The Wild West of Comedy
Open-mic nights a test for joke-dealing desperadoes
Put yourself out in front of a bunch of humor-particular people, most drinking, all ready to judge you, and well.
Now, you — just, you — make those bastards laugh. Then (still just you) make them laugh again … and again.
That's the basic set-up and goal of most stand-up comedy, wherever it's happening. No joke: That stuff is not easy to
The sort of brutality of it all only mounts when that stand-up is of the shotgun-DIY, open-mic variety, put together and pulled off by a bunch of at-least-mostly perfect strangers to whatever crowd shows up. Or doesn't.
Compared to a polished big-venue gig presented by some well-known, contract-backed, salty-dog veteran comic to a presumably adoring — and ticket-buying — audience, well, it was like the Wild West up in there at the 9th & State Beer Cafe during one of FUBAR Comedy's most recent stand-up open-mic nights.
There was a heavy-browed, middle-aged fellow (a first-timer to the mic) who delivered his jokes via grumpy complaint, Archie Bunker-style. A long-haired dude (another first-timer) who, channeling a Steven-Wright-meets-Mitch-Hedberg vibe, deadpan-delivered some nice chuckle-worthy material.
There was a woman (not a first-timer) who told horror stories — funny, gross horror stories — about her old days as a maximum security prison guard. Another (also not a first-timer) who wise-cracked little bits about things like turning 30, bearded men, neck massagers, and lady parts.
And there was one guy who, after talking a little bit about crack-cocaine getaways in Southern Pennsylvania, started "borrowing" a bit — like, a whole, classic comedic bit — from the very funny and very famous Dave Chappelle.
The room emptied a good bit at that moment: Cigarette break, anyone?
"He could've at least done it well," one of the breakers said as he stepped out the door and lit up.
After that, though, the rest of the evening got right back and stayed on the original track with performances by a couple of real-deal working comics, headliner and Erie native Ryley John Phillip and his funny pal Amber Maeda, who both traveled from their current home bases in Cleveland to road-test some of their own, unstolen material.
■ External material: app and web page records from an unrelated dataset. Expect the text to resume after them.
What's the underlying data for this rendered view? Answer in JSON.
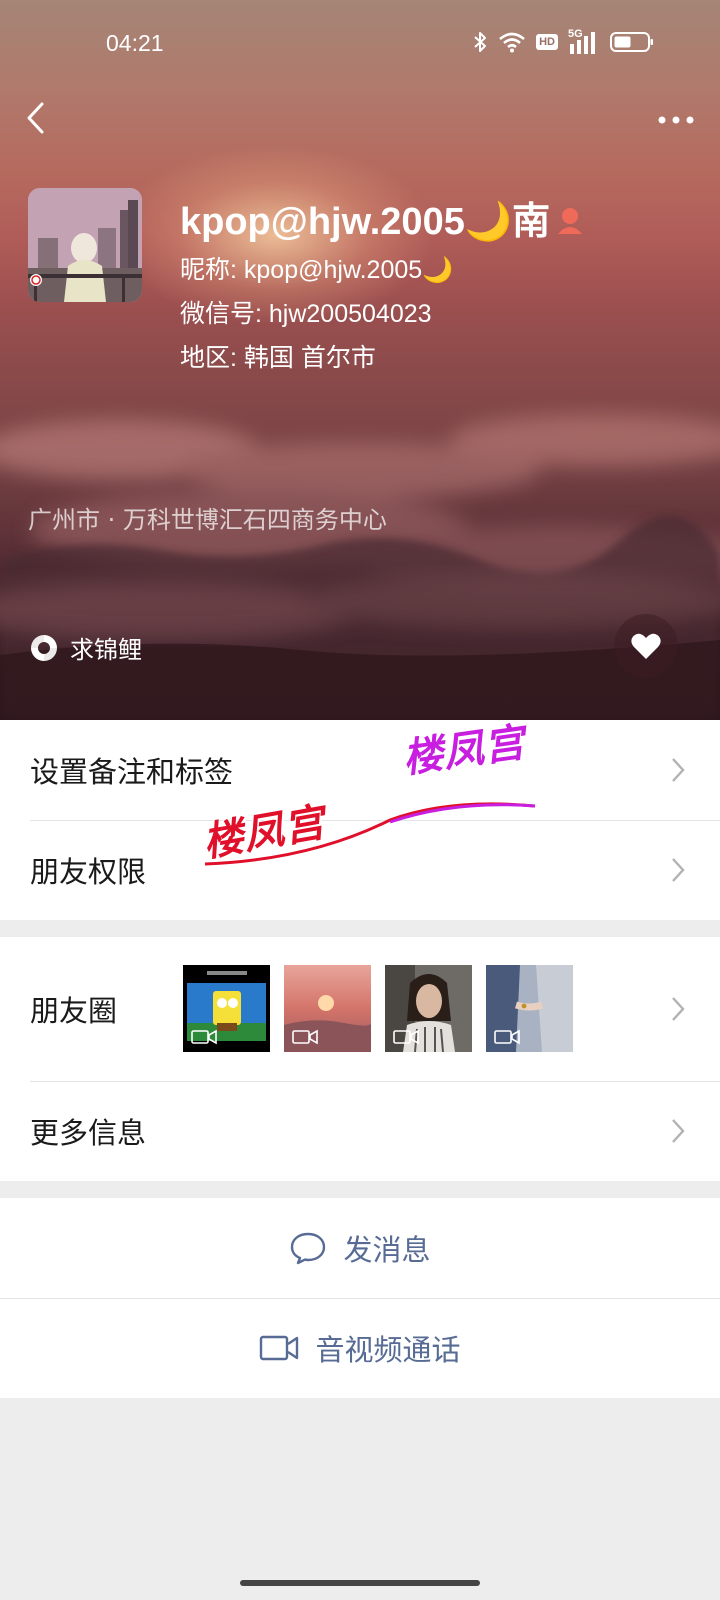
{
  "status_bar": {
    "time": "04:21",
    "hd_label": "HD",
    "network_label": "5G"
  },
  "profile": {
    "display_name": "kpop@hjw.2005🌙南",
    "nickname_line": "昵称: kpop@hjw.2005🌙",
    "wechat_id_line": "微信号: hjw200504023",
    "region_line": "地区: 韩国  首尔市",
    "location": "广州市 · 万科世博汇石四商务中心",
    "status_text": "求锦鲤"
  },
  "menu": {
    "remark_tags": "设置备注和标签",
    "friend_permissions": "朋友权限",
    "moments": "朋友圈",
    "more_info": "更多信息"
  },
  "actions": {
    "send_message": "发消息",
    "video_call": "音视频通话"
  },
  "watermark": {
    "text_left": "楼凤宫",
    "text_right": "楼凤宫"
  },
  "colors": {
    "link_blue": "#576b95",
    "watermark_red": "#e0102a",
    "watermark_purple": "#c81ee0",
    "gender_red": "#f06a5a"
  },
  "icons": [
    "back-arrow-icon",
    "more-dots-icon",
    "bluetooth-icon",
    "wifi-icon",
    "signal-icon",
    "battery-icon",
    "koi-status-icon",
    "heart-icon",
    "chevron-right-icon",
    "video-icon",
    "chat-bubble-icon",
    "video-call-icon",
    "female-gender-icon"
  ]
}
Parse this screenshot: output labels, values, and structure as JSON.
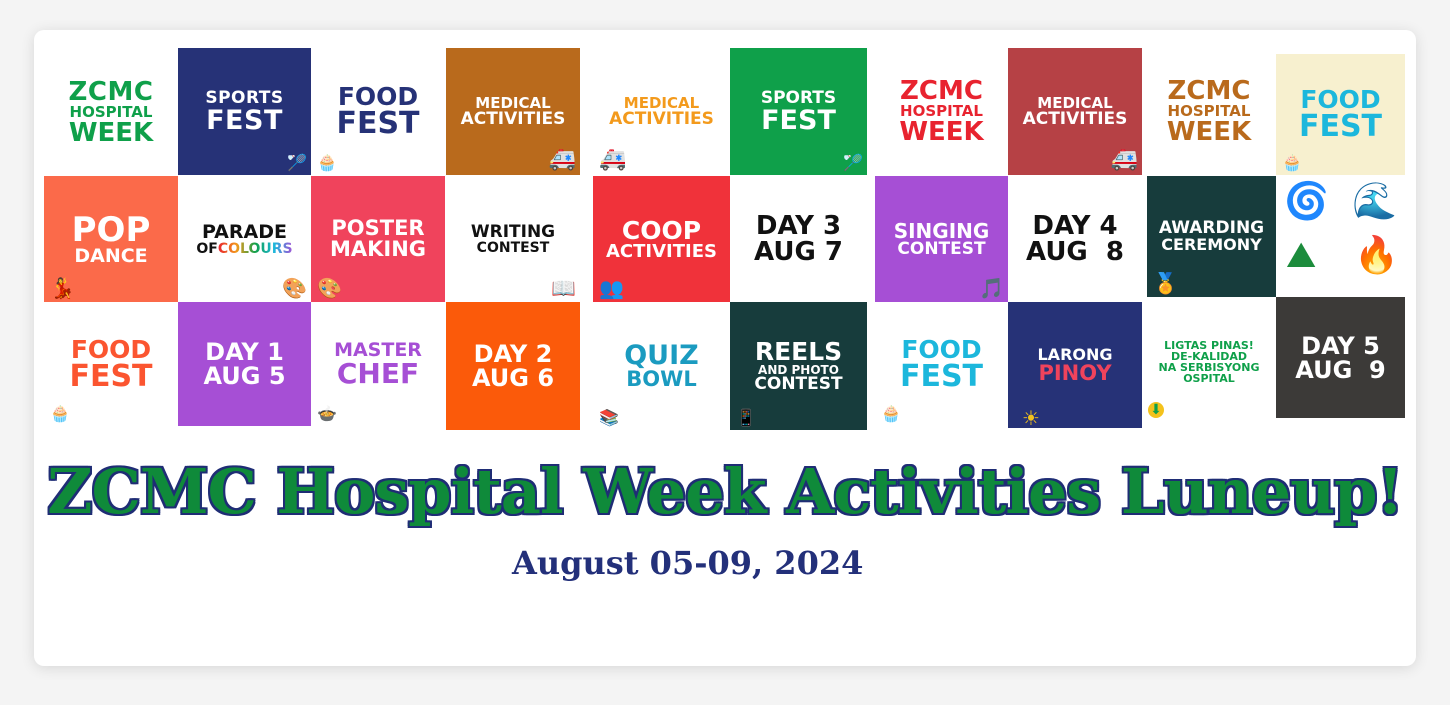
{
  "tiles": {
    "r1c1": {
      "l1": "ZCMC",
      "l2": "HOSPITAL",
      "l3": "WEEK"
    },
    "r1c2": {
      "l1": "SPORTS",
      "l2": "FEST",
      "icon": "🏸"
    },
    "r1c3": {
      "l1": "FOOD",
      "l2": "FEST",
      "icon": "🧁"
    },
    "r1c4": {
      "l1": "MEDICAL",
      "l2": "ACTIVITIES",
      "icon": "🚑"
    },
    "r1c5": {
      "l1": "MEDICAL",
      "l2": "ACTIVITIES",
      "icon": "🚑"
    },
    "r1c6": {
      "l1": "SPORTS",
      "l2": "FEST",
      "icon": "🏸"
    },
    "r1c7": {
      "l1": "ZCMC",
      "l2": "HOSPITAL",
      "l3": "WEEK"
    },
    "r1c8": {
      "l1": "MEDICAL",
      "l2": "ACTIVITIES",
      "icon": "🚑"
    },
    "r1c9": {
      "l1": "ZCMC",
      "l2": "HOSPITAL",
      "l3": "WEEK"
    },
    "r1c10": {
      "l1": "FOOD",
      "l2": "FEST",
      "icon": "🧁"
    },
    "r2c1": {
      "l1": "POP",
      "l2": "DANCE",
      "icon": "💃"
    },
    "r2c2": {
      "l1": "PARADE",
      "l2a": "OF",
      "l2b": "COLOURS",
      "icon": "🎨"
    },
    "r2c3": {
      "l1": "POSTER",
      "l2": "MAKING",
      "icon": "🎨"
    },
    "r2c4": {
      "l1": "WRITING",
      "l2": "CONTEST",
      "icon": "📖"
    },
    "r2c5": {
      "l1": "COOP",
      "l2": "ACTIVITIES",
      "icon": "👥"
    },
    "r2c6": {
      "l1": "DAY 3",
      "l2": "AUG 7"
    },
    "r2c7": {
      "l1": "SINGING",
      "l2": "CONTEST",
      "icon": "🎵"
    },
    "r2c8": {
      "l1": "DAY 4",
      "l2": "AUG  8"
    },
    "r2c9": {
      "l1": "AWARDING",
      "l2": "CEREMONY",
      "icon": "🏅"
    },
    "r2c10": {
      "icons": [
        "🌀",
        "🌊",
        "⛰",
        "🔥"
      ]
    },
    "r3c1": {
      "l1": "FOOD",
      "l2": "FEST",
      "icon": "🧁"
    },
    "r3c2": {
      "l1": "DAY 1",
      "l2": "AUG 5"
    },
    "r3c3": {
      "l1": "MASTER",
      "l2": "CHEF",
      "icon": "🍲"
    },
    "r3c4": {
      "l1": "DAY 2",
      "l2": "AUG 6"
    },
    "r3c5": {
      "l1": "QUIZ",
      "l2": "BOWL",
      "icon": "📚"
    },
    "r3c6": {
      "l1": "REELS",
      "l2": "AND PHOTO",
      "l3": "CONTEST",
      "icon": "📱"
    },
    "r3c7": {
      "l1": "FOOD",
      "l2": "FEST",
      "icon": "🧁"
    },
    "r3c8": {
      "l1": "LARONG",
      "l2": "PINOY",
      "icon": "☀"
    },
    "r3c9": {
      "l1": "LIGTAS PINAS!",
      "l2": "DE-KALIDAD",
      "l3": "NA SERBISYONG",
      "l4": "OSPITAL",
      "icon": "⬇"
    },
    "r3c10": {
      "l1": "DAY 5",
      "l2": "AUG  9"
    }
  },
  "title": "ZCMC Hospital Week Activities Luneup!",
  "subtitle": "August 05-09, 2024",
  "colors": {
    "green": "#0fa04a",
    "navy": "#263277",
    "brown": "#b96a1c",
    "red": "#e8232f",
    "orange": "#fb5530",
    "pink": "#f0435c",
    "purple": "#a64fd5",
    "teal": "#173c3c",
    "cyan": "#1cb7dc",
    "cream": "#f7f0cf",
    "darkred": "#b64145",
    "dark": "#3c3a38",
    "title_green": "#0f8a3a"
  }
}
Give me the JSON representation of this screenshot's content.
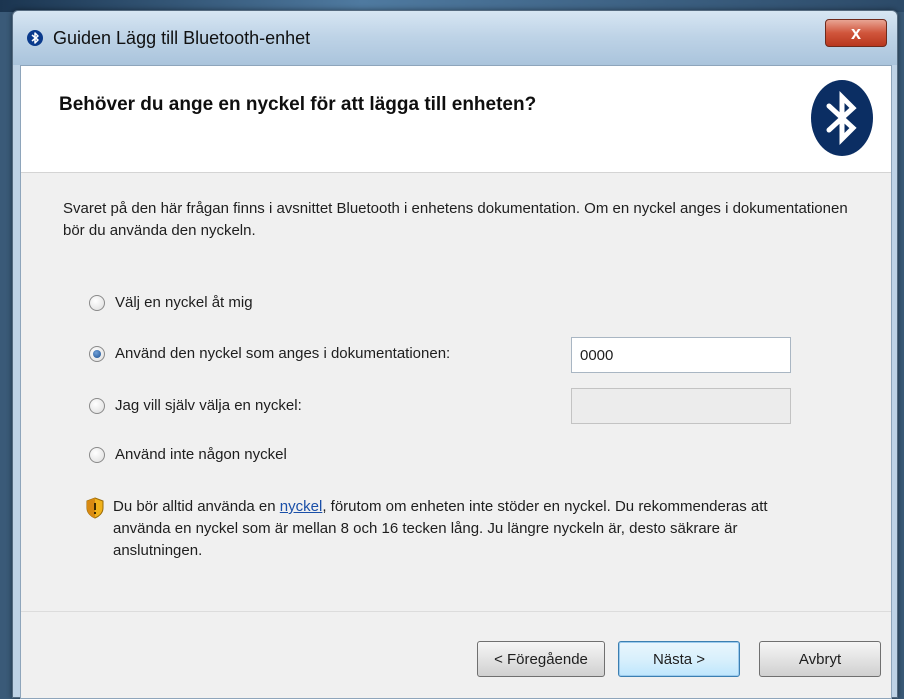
{
  "window": {
    "title": "Guiden Lägg till Bluetooth-enhet",
    "close_glyph": "x"
  },
  "header": {
    "heading": "Behöver du ange en nyckel för att lägga till enheten?",
    "logo_icon": "bluetooth-icon"
  },
  "content": {
    "description": "Svaret på den här frågan finns i avsnittet Bluetooth i enhetens dokumentation. Om en nyckel anges i dokumentationen bör du använda den nyckeln.",
    "options": [
      {
        "label": "Välj en nyckel åt mig",
        "checked": false
      },
      {
        "label": "Använd den nyckel som anges i dokumentationen:",
        "checked": true,
        "field_value": "0000"
      },
      {
        "label": "Jag vill själv välja en nyckel:",
        "checked": false,
        "field_value": "",
        "field_disabled": true
      },
      {
        "label": "Använd inte någon nyckel",
        "checked": false
      }
    ],
    "notice": {
      "icon": "shield-warning-icon",
      "prefix": "Du bör alltid använda en ",
      "link": "nyckel",
      "suffix": ", förutom om enheten inte stöder en nyckel. Du rekommenderas att använda en nyckel som är mellan 8 och 16 tecken lång. Ju längre nyckeln är, desto säkrare är anslutningen."
    }
  },
  "footer": {
    "back_label": "< Föregående",
    "next_label": "Nästa >",
    "cancel_label": "Avbryt"
  },
  "colors": {
    "titlebar": "#bfd4e7",
    "close_button": "#d0553b",
    "bluetooth_logo": "#0b2e63",
    "link": "#1a4fa8"
  }
}
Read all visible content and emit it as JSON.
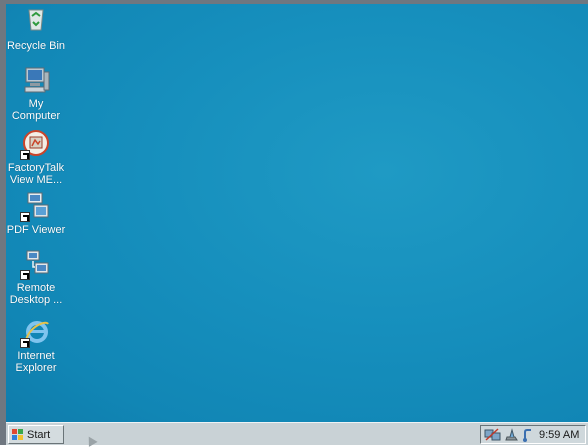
{
  "desktop": {
    "icons": [
      {
        "label": "Recycle Bin",
        "icon": "recycle-bin-icon"
      },
      {
        "label": "My\nComputer",
        "icon": "my-computer-icon"
      },
      {
        "label": "FactoryTalk\nView ME...",
        "icon": "factorytalk-icon"
      },
      {
        "label": "PDF Viewer",
        "icon": "pdf-viewer-icon"
      },
      {
        "label": "Remote\nDesktop ...",
        "icon": "remote-desktop-icon"
      },
      {
        "label": "Internet\nExplorer",
        "icon": "internet-explorer-icon"
      }
    ],
    "background_color": "#168fbd"
  },
  "taskbar": {
    "start_label": "Start",
    "clock": "9:59 AM",
    "tray_icons": [
      "network-icon",
      "speaker-icon",
      "keyboard-icon"
    ]
  }
}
Both young people — through their respective irreverent, raunchy but well-read comedic lenses hit on everything from poor adulting and sad-boy culture (that's Maeda) to violence, sex-addict teachers, coming out, and growing up in the "Alabama of the North" (that's Ryley).
Traveling throughout the region to present their jokes, comedians like Ryley and Maeda — and FUBAR host/organizer and local comedian Daniel Brady, among others — are becoming pros through footwork, word-of-mouth, and experience. They know funny, they know uncomfortable, and they know how to time and work a crowd with both.
"Believe it or not, this is what I wanna do for a living," Ryley told the crowd.
That's good work. Carry on.
And presenting that kind of work — from whoever's brave enough to try to do it, to get up there and risk deep personal embarrassment for the reward of some laughs from mostly-strangers — is a big part of what the FUBAR Open Mics are all about.
Meanwhile, JR's Last Laugh Comedy Club just hosted its fifth monthly open mic night, showing that Erie's headquarters for comedy is happy to get in the do-it-yourself game on occasion as well.
"I'm glad [organizers and venues] are finally doing this in Erie, getting a mic going," said Ryley.
Brady said the next Open Mic Night at 9th and State is set for Aug. 24.
And from there, he said, he's also more than happy to talk with other Erie bars and performance spaces — anywhere there are microphones that may be made, well, open — about setting up more stand-up events
"I want a comedy scene in Erie," Brady — who also hosted a Comedy Night at PACA Theater featuring Maeda and other comics from around the region on Aug. 4 — told me after the recent show. "Everyone's lives would be so much better if they could just laugh once in a while."
He added, "We have some really funny people around here" with a knack for making that happen.
Again, that's good work. Keep shining a light on it. Er, putting a mic up in it.
Whatever. Carry on.
Ryan Smith doesn't know any good jokes, but he digs people who do. You can reach him at firstname.lastname@example.org, and follow him on Twitter @ryanmsmithplens.